*** Opening Data records ***
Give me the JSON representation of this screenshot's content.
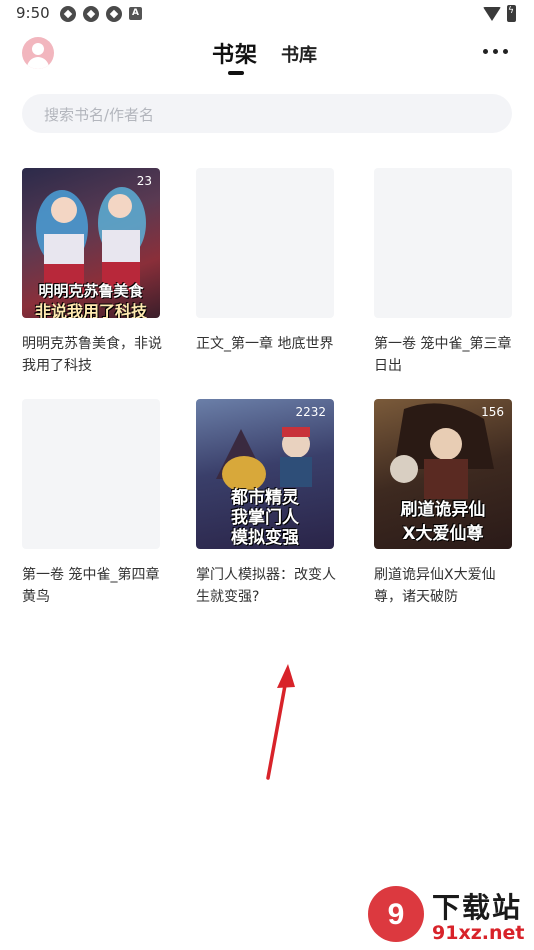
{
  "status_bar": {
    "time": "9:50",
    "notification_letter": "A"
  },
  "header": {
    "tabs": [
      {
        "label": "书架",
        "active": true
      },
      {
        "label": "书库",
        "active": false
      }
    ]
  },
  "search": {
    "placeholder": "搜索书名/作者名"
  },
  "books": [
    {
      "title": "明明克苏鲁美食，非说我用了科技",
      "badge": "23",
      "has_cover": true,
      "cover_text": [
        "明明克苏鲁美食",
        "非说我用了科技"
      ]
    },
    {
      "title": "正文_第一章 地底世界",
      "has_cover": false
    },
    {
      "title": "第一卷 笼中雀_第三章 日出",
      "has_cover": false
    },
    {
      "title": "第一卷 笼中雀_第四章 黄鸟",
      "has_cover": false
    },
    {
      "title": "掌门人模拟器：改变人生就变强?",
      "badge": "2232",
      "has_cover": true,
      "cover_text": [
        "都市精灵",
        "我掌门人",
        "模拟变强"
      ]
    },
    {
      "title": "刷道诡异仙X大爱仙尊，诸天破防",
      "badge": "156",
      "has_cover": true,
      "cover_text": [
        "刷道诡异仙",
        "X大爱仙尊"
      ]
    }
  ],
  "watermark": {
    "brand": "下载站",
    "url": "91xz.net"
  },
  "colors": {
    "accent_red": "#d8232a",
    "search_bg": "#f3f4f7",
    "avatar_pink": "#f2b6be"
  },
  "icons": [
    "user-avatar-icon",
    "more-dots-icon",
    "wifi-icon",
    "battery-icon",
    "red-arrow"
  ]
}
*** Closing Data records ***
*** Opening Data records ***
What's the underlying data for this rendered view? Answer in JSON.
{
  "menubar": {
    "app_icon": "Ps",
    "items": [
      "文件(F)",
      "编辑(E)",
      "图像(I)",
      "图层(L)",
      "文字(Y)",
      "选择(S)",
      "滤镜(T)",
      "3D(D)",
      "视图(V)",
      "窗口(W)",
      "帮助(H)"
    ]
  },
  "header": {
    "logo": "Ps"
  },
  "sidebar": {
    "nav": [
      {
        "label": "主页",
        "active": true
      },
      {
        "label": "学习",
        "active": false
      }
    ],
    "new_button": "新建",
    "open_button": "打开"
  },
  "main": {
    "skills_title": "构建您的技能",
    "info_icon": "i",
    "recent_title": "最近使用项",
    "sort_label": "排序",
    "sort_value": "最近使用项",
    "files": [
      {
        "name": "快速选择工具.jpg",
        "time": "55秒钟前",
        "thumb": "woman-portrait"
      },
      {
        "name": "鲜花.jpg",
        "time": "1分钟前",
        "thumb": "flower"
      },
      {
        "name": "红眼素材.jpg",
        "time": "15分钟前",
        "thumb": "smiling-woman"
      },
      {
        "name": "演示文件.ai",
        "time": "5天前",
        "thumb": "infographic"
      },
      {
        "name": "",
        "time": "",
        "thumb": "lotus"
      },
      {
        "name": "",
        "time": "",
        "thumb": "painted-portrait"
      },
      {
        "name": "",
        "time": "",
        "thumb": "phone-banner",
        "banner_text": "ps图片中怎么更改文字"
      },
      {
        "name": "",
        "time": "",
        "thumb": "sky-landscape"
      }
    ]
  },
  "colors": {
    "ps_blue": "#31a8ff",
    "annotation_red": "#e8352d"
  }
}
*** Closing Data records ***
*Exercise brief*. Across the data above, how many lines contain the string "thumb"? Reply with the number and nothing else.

*Answer for the task*. 8